What you need to do
Your task is to work out how many lines in the data that follows hold "JSON" and to state that number alone.

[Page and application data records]
━━━━━━━━━━━━━━━━
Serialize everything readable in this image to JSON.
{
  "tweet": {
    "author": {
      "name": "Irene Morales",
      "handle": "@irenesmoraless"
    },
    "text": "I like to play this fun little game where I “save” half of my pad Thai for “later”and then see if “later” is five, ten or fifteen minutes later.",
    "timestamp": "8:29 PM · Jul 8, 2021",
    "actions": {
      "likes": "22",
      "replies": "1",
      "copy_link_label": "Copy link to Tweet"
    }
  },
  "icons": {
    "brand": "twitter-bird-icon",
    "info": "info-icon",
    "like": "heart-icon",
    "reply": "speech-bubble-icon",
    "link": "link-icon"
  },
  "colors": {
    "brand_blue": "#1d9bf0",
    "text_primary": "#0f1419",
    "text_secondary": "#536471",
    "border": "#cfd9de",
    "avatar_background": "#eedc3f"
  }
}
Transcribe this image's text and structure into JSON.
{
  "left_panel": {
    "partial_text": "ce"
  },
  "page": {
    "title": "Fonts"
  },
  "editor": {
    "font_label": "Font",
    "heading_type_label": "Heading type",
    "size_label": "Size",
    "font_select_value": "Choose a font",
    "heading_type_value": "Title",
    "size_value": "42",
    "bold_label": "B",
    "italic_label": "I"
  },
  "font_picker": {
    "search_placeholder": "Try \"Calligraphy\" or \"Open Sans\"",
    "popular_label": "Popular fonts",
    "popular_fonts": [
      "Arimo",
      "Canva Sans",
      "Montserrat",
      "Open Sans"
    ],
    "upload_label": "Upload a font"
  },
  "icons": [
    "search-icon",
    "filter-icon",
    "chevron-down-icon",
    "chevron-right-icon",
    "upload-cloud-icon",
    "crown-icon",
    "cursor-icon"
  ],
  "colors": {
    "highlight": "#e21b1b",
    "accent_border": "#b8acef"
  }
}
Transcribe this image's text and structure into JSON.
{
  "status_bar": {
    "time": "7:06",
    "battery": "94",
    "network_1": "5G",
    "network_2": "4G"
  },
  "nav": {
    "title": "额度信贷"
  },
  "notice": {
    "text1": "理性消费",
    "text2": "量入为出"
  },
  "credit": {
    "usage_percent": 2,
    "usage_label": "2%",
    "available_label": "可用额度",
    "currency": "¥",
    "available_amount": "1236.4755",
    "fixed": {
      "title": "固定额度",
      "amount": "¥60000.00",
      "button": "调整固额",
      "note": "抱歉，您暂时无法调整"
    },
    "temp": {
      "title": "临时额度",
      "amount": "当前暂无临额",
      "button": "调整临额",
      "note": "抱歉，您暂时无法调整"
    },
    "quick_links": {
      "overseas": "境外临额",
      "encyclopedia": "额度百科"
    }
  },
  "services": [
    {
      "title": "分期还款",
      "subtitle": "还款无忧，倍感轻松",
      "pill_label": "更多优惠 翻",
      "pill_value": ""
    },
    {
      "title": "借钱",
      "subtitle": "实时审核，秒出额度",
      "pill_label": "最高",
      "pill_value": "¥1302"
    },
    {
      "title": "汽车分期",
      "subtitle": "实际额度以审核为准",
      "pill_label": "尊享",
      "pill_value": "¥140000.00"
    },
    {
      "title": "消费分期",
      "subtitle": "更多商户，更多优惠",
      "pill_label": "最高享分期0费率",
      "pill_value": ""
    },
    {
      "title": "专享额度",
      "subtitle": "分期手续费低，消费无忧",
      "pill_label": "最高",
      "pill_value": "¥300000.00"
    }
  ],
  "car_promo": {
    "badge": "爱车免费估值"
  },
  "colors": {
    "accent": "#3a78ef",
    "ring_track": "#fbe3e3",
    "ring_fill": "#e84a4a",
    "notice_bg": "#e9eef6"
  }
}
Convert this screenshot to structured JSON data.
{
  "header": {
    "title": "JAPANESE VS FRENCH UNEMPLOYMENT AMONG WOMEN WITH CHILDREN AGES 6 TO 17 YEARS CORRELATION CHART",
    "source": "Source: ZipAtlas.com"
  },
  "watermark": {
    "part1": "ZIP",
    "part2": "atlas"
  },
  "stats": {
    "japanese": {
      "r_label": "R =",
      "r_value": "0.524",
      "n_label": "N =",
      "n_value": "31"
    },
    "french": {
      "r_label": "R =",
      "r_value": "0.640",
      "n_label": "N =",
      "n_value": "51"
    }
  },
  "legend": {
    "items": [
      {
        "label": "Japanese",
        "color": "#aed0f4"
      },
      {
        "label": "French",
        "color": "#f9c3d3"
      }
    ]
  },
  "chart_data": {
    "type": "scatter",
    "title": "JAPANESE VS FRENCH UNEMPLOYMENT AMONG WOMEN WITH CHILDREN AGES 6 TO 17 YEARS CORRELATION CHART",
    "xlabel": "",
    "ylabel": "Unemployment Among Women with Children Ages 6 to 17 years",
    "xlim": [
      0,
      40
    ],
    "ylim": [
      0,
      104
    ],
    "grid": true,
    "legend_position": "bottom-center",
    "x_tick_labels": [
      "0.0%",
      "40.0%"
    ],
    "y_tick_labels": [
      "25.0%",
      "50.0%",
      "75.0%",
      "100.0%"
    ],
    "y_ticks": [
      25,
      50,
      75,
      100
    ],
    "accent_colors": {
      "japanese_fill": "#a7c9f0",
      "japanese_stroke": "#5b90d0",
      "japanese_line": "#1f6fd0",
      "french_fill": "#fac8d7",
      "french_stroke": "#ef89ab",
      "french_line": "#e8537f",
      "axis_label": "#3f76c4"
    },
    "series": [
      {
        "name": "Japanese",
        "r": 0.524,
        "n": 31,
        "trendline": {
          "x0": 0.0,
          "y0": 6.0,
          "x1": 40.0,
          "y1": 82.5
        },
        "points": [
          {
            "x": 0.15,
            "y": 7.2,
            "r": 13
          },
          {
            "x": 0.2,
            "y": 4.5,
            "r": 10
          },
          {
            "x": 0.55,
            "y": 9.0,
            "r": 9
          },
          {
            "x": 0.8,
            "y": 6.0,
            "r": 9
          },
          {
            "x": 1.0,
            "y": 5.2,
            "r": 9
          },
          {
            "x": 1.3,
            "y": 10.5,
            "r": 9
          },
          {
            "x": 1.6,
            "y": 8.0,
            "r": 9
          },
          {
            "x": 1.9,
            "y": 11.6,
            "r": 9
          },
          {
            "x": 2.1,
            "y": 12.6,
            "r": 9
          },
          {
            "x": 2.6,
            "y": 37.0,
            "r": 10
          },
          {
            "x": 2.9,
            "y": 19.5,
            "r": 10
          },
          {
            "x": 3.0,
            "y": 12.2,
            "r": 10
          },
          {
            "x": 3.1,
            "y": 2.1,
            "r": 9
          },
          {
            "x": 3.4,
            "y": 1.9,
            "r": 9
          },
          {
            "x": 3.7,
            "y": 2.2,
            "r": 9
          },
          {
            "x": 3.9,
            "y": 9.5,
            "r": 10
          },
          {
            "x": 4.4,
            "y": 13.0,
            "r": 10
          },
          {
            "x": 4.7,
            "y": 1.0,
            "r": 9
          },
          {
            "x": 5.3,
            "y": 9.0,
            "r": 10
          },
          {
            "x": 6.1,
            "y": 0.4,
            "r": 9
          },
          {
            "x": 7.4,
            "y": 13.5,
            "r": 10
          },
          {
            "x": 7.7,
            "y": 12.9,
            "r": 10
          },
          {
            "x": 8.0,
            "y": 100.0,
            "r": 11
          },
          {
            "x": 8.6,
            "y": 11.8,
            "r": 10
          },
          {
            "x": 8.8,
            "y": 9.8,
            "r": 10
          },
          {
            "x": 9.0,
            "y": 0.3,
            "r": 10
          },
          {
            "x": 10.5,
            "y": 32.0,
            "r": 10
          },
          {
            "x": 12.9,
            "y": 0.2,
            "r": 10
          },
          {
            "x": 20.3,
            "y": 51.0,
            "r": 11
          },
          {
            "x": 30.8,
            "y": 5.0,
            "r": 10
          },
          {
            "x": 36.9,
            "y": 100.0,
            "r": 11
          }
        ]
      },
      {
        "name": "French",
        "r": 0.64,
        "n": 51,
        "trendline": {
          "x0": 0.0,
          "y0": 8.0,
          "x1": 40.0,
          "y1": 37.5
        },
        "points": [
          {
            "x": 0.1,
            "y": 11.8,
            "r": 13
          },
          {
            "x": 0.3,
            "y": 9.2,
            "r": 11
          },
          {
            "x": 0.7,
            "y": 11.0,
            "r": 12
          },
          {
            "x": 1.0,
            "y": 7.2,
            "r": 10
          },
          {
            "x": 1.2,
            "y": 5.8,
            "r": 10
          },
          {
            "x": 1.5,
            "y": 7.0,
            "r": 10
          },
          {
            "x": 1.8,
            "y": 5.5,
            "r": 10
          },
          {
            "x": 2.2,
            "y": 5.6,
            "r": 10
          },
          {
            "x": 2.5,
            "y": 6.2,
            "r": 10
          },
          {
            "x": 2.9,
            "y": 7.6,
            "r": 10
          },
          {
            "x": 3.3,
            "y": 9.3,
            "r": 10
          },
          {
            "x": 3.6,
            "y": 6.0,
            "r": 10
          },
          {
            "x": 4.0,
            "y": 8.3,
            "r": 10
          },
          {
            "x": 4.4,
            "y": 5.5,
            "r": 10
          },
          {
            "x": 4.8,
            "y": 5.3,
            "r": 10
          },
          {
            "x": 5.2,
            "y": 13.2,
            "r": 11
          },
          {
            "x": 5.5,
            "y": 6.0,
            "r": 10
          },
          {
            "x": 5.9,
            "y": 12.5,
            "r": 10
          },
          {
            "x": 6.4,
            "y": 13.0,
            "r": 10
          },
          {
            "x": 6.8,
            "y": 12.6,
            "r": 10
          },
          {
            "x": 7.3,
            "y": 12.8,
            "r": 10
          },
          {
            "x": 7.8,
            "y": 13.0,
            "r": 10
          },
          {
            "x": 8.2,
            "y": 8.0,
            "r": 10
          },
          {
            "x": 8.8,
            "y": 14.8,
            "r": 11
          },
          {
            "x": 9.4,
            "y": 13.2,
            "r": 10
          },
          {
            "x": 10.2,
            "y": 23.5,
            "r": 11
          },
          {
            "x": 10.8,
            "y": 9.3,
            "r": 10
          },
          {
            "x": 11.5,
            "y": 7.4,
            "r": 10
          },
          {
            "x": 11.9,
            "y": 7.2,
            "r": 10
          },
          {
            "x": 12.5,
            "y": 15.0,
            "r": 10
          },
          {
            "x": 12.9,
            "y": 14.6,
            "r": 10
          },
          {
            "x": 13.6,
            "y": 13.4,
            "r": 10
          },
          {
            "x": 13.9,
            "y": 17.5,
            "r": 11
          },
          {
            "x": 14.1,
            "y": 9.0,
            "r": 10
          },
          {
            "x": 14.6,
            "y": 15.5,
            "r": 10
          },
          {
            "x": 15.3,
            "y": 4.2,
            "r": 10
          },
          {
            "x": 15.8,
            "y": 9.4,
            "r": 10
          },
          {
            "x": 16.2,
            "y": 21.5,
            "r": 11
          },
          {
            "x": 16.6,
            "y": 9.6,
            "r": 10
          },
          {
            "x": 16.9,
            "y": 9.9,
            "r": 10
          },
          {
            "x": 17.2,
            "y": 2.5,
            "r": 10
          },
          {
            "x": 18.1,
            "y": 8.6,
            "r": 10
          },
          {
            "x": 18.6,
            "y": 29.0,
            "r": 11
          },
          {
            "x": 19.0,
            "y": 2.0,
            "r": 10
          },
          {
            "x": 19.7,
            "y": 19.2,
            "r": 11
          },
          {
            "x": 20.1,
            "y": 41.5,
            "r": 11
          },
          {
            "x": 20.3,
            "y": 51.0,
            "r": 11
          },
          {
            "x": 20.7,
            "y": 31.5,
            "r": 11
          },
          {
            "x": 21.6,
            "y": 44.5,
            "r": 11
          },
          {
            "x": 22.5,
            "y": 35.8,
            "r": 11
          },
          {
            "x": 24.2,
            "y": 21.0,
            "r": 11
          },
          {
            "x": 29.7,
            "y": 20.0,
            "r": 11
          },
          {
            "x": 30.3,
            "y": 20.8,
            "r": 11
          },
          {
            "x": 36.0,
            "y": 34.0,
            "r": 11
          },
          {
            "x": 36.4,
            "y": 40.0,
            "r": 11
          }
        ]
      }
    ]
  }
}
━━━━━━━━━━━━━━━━
Output
4